_Task_
Repeat all the records, precisely as given.

_Material provided_
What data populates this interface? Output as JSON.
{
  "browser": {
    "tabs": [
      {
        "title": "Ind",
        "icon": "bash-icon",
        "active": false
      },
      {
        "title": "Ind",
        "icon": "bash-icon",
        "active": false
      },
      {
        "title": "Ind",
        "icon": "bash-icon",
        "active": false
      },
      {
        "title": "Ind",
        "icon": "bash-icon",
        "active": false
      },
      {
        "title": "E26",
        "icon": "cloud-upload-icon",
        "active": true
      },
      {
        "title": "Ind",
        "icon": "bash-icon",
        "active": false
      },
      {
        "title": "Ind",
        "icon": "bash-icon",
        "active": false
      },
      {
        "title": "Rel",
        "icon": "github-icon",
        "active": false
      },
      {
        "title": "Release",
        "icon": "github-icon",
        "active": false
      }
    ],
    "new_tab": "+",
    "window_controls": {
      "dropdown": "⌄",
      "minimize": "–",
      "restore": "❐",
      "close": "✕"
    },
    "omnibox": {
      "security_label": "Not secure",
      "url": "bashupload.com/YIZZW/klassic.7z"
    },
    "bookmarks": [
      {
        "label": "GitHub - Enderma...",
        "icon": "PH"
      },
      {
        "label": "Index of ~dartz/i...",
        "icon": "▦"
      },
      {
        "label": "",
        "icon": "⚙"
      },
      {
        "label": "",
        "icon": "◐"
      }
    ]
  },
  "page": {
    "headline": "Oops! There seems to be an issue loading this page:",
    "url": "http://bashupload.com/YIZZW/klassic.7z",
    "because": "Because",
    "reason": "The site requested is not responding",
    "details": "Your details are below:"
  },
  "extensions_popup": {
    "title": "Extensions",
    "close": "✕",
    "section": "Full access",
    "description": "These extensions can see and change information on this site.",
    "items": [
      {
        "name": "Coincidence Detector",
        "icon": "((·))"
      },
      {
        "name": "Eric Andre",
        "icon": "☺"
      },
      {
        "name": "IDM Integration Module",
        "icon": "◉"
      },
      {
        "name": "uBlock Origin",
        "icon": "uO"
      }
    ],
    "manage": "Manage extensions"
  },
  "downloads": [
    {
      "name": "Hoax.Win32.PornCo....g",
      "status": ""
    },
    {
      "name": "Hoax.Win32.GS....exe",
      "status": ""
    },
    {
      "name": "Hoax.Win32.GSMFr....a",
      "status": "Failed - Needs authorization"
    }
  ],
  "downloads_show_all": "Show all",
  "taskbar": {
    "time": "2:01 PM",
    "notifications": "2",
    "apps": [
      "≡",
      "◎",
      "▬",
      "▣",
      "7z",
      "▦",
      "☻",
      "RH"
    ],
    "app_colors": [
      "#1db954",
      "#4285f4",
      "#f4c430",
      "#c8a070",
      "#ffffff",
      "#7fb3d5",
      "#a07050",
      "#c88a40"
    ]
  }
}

_Reply to the exercise_
What data populates this interface? Output as JSON.
{
  "browser": {
    "tabs": [
      {
        "title": "Ind",
        "icon": "bash-icon",
        "active": false
      },
      {
        "title": "Ind",
        "icon": "bash-icon",
        "active": false
      },
      {
        "title": "Ind",
        "icon": "bash-icon",
        "active": false
      },
      {
        "title": "Ind",
        "icon": "bash-icon",
        "active": false
      },
      {
        "title": "E26",
        "icon": "cloud-upload-icon",
        "active": true
      },
      {
        "title": "Ind",
        "icon": "bash-icon",
        "active": false
      },
      {
        "title": "Ind",
        "icon": "bash-icon",
        "active": false
      },
      {
        "title": "Rel",
        "icon": "github-icon",
        "active": false
      },
      {
        "title": "Release",
        "icon": "github-icon",
        "active": false
      }
    ],
    "new_tab": "+",
    "window_controls": {
      "dropdown": "⌄",
      "minimize": "–",
      "restore": "❐",
      "close": "✕"
    },
    "omnibox": {
      "security_label": "Not secure",
      "url": "bashupload.com/YIZZW/klassic.7z"
    },
    "bookmarks": [
      {
        "label": "GitHub - Enderma...",
        "icon": "PH"
      },
      {
        "label": "Index of ~dartz/i...",
        "icon": "▦"
      },
      {
        "label": "",
        "icon": "⚙"
      },
      {
        "label": "",
        "icon": "◐"
      }
    ]
  },
  "page": {
    "headline": "Oops! There seems to be an issue loading this page:",
    "url": "http://bashupload.com/YIZZW/klassic.7z",
    "because": "Because",
    "reason": "The site requested is not responding",
    "details": "Your details are below:"
  },
  "extensions_popup": {
    "title": "Extensions",
    "close": "✕",
    "section": "Full access",
    "description": "These extensions can see and change information on this site.",
    "items": [
      {
        "name": "Coincidence Detector",
        "icon": "((·))"
      },
      {
        "name": "Eric Andre",
        "icon": "☺"
      },
      {
        "name": "IDM Integration Module",
        "icon": "◉"
      },
      {
        "name": "uBlock Origin",
        "icon": "uO"
      }
    ],
    "manage": "Manage extensions"
  },
  "downloads": [
    {
      "name": "Hoax.Win32.PornCo....g",
      "status": ""
    },
    {
      "name": "Hoax.Win32.GS....exe",
      "status": ""
    },
    {
      "name": "Hoax.Win32.GSMFr....a",
      "status": "Failed - Needs authorization"
    }
  ],
  "downloads_show_all": "Show all",
  "taskbar": {
    "time": "2:01 PM",
    "notifications": "2",
    "apps": [
      "≡",
      "◎",
      "▬",
      "▣",
      "7z",
      "▦",
      "☻",
      "RH"
    ],
    "app_colors": [
      "#1db954",
      "#4285f4",
      "#f4c430",
      "#c8a070",
      "#ffffff",
      "#7fb3d5",
      "#a07050",
      "#c88a40"
    ]
  }
}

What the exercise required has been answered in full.